(Items from an interface collection)
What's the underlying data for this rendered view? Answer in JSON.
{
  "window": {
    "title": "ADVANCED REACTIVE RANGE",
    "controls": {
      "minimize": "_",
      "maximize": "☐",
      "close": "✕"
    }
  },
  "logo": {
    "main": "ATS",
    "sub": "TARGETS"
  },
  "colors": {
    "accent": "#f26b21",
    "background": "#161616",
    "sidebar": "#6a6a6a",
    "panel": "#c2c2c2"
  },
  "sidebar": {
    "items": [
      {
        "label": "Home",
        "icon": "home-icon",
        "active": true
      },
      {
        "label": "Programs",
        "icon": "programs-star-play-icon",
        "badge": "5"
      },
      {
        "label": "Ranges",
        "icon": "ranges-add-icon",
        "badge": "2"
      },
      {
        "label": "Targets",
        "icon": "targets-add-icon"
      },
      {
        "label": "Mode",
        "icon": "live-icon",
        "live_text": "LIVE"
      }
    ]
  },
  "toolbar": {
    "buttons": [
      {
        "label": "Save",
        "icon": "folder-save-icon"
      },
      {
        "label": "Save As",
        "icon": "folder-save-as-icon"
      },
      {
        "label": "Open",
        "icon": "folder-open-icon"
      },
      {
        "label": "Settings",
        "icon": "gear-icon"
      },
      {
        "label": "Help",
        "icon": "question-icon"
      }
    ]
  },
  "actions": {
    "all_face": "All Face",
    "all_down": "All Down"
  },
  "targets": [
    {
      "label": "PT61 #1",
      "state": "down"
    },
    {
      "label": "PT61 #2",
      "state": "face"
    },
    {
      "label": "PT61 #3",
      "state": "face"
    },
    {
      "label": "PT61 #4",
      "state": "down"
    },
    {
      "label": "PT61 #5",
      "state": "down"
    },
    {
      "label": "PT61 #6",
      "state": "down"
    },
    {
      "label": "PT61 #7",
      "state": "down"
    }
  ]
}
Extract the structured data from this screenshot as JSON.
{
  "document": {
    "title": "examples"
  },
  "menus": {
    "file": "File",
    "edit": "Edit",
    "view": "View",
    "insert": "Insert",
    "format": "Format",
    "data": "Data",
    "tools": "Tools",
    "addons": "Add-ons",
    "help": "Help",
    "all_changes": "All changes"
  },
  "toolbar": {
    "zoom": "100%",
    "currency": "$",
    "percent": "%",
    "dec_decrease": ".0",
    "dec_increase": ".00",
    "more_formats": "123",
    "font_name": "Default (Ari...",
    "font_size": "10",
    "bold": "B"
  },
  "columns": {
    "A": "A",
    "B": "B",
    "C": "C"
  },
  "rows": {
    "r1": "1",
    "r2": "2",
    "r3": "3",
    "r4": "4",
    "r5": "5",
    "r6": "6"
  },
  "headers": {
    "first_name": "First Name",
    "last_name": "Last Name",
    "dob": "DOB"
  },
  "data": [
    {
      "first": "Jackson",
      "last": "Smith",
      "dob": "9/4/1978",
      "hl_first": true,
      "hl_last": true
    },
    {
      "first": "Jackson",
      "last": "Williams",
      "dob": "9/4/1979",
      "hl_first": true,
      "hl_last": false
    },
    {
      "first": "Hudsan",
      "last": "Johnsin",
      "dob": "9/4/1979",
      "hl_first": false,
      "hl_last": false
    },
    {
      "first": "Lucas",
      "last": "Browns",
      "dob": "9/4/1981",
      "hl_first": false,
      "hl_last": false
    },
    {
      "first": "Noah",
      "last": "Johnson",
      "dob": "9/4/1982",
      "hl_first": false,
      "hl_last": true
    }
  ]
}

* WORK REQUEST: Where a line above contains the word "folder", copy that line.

* TASK RESPONSE:
        "icon": "folder-save-icon"
        "icon": "folder-save-as-icon"
        "icon": "folder-open-icon"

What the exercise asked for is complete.